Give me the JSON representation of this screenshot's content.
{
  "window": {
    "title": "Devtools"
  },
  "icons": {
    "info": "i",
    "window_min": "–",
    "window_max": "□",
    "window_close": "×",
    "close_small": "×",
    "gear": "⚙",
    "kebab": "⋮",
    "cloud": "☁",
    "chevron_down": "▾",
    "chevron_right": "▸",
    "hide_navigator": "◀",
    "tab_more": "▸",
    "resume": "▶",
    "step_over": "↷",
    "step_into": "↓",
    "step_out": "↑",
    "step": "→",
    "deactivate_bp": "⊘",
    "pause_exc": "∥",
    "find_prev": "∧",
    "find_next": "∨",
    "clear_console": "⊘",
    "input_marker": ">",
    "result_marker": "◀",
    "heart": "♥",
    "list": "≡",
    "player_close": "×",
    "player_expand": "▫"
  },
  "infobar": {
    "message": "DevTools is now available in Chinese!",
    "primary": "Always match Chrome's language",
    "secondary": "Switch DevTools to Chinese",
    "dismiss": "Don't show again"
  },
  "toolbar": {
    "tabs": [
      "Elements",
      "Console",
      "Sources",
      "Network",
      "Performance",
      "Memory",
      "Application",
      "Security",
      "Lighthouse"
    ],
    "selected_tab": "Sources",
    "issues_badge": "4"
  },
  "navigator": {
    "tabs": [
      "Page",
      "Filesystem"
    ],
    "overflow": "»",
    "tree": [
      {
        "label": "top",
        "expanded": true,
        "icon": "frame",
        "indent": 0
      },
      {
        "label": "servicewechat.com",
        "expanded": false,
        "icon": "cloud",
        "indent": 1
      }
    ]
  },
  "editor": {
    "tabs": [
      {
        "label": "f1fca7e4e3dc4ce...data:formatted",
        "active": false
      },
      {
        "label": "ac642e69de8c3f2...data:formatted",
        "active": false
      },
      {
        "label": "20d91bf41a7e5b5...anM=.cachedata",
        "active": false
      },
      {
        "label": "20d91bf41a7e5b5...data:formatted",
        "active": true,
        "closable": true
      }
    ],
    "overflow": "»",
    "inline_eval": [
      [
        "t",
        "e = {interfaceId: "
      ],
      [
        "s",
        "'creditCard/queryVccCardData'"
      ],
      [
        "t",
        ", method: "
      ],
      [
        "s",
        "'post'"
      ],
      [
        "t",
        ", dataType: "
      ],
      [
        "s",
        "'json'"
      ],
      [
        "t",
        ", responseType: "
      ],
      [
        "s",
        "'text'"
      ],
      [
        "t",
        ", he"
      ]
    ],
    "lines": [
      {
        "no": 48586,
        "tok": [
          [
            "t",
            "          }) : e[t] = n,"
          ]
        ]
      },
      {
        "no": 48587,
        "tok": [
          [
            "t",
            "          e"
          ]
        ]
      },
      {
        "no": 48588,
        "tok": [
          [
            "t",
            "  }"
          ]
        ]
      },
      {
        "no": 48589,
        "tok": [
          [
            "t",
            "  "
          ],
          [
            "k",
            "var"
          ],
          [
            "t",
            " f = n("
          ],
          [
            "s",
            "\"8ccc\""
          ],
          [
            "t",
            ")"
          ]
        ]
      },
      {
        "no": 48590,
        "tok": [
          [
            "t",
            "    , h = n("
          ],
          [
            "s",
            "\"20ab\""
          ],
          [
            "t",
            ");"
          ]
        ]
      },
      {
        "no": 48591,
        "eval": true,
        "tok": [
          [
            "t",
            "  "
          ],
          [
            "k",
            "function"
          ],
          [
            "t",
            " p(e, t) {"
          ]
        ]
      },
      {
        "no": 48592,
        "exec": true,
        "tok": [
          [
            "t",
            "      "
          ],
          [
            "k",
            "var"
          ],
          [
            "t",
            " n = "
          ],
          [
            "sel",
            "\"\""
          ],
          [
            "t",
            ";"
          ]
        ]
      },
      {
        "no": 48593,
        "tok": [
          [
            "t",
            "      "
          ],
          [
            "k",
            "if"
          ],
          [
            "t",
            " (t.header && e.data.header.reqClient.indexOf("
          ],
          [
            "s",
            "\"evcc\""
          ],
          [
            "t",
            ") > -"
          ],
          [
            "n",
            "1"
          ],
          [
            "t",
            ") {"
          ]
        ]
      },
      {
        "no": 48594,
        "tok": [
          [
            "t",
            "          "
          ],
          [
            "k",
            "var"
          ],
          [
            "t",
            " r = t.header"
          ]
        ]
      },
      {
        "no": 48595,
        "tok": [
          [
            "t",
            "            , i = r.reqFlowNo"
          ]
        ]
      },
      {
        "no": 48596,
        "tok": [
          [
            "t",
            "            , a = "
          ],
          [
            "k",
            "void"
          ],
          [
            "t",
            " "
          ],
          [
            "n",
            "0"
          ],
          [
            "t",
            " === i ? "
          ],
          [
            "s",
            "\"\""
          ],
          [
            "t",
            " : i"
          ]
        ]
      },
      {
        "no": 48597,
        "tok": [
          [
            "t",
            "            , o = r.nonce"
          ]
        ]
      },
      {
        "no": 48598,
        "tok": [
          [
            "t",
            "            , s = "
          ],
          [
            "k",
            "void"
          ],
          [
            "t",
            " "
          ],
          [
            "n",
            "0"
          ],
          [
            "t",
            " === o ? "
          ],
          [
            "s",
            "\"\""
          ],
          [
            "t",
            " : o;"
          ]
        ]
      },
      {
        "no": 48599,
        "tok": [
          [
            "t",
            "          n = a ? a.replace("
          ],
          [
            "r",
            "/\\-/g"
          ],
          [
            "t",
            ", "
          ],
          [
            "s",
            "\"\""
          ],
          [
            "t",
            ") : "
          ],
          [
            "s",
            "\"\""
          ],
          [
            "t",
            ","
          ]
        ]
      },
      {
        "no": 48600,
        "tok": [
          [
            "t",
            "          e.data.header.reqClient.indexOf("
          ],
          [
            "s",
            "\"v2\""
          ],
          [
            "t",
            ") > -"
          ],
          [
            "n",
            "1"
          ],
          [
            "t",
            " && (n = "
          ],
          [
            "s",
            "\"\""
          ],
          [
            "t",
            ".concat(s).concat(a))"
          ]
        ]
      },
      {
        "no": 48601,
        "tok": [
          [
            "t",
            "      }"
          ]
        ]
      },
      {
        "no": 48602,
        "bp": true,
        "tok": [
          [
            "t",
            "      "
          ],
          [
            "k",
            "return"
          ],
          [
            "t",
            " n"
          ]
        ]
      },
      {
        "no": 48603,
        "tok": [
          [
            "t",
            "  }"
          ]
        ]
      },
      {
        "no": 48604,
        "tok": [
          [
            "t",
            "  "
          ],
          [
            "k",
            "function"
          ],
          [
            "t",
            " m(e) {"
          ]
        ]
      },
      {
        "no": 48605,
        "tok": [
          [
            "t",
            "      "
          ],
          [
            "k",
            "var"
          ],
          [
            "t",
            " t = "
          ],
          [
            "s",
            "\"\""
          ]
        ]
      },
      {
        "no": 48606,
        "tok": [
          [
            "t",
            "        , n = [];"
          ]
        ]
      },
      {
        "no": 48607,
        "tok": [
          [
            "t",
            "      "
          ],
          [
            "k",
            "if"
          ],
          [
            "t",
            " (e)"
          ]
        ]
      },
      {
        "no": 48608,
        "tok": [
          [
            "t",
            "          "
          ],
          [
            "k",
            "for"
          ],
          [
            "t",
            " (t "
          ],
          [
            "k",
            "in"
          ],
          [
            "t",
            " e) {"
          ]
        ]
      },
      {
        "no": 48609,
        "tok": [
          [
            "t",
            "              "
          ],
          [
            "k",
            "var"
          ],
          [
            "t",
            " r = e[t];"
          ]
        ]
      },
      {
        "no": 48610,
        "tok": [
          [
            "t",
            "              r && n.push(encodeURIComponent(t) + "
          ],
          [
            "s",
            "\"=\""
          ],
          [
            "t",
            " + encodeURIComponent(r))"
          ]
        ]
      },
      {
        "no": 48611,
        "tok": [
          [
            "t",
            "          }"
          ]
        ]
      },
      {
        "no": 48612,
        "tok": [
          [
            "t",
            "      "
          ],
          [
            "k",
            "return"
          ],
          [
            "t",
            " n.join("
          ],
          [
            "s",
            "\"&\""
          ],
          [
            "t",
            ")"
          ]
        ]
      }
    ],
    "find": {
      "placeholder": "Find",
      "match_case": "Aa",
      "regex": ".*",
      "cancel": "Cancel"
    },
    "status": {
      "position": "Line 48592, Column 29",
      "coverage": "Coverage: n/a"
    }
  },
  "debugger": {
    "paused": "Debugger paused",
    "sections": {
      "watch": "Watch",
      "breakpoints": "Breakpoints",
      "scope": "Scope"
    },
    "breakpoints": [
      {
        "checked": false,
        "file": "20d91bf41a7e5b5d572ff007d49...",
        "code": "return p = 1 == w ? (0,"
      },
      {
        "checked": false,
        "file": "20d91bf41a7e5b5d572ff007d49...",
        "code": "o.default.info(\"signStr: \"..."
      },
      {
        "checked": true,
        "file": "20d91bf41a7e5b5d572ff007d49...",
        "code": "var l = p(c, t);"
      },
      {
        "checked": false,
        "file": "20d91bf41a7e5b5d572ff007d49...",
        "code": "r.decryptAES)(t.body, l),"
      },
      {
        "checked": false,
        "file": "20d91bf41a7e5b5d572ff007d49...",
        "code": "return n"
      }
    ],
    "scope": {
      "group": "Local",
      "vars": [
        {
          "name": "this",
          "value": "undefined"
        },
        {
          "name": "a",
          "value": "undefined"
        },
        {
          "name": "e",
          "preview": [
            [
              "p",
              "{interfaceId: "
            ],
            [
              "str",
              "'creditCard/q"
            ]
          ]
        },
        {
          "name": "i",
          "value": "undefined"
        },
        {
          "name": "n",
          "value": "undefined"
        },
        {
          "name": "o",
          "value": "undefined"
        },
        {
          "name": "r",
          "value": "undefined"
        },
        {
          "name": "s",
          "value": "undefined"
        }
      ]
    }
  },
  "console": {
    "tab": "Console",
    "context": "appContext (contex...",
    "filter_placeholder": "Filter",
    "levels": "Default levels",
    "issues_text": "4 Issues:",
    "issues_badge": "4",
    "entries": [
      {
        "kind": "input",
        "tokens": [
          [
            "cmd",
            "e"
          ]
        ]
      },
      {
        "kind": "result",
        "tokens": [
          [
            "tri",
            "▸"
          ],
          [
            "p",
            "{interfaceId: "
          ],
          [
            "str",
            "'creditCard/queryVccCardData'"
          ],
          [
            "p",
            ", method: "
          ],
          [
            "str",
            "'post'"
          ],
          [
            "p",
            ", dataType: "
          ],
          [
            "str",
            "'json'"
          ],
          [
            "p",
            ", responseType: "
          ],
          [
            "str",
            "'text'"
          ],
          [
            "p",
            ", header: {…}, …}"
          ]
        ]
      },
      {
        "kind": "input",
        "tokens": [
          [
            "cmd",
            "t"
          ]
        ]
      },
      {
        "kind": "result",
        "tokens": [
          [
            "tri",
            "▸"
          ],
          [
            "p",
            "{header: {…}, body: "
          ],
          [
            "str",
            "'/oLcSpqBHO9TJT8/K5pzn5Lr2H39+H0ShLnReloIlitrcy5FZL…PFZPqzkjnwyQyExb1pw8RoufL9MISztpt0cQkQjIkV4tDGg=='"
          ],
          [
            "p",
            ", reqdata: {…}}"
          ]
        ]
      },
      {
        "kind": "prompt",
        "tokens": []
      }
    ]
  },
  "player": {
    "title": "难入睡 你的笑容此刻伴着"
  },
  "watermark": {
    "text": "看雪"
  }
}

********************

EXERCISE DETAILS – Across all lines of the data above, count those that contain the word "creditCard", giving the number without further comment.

ANSWER SECTION – 3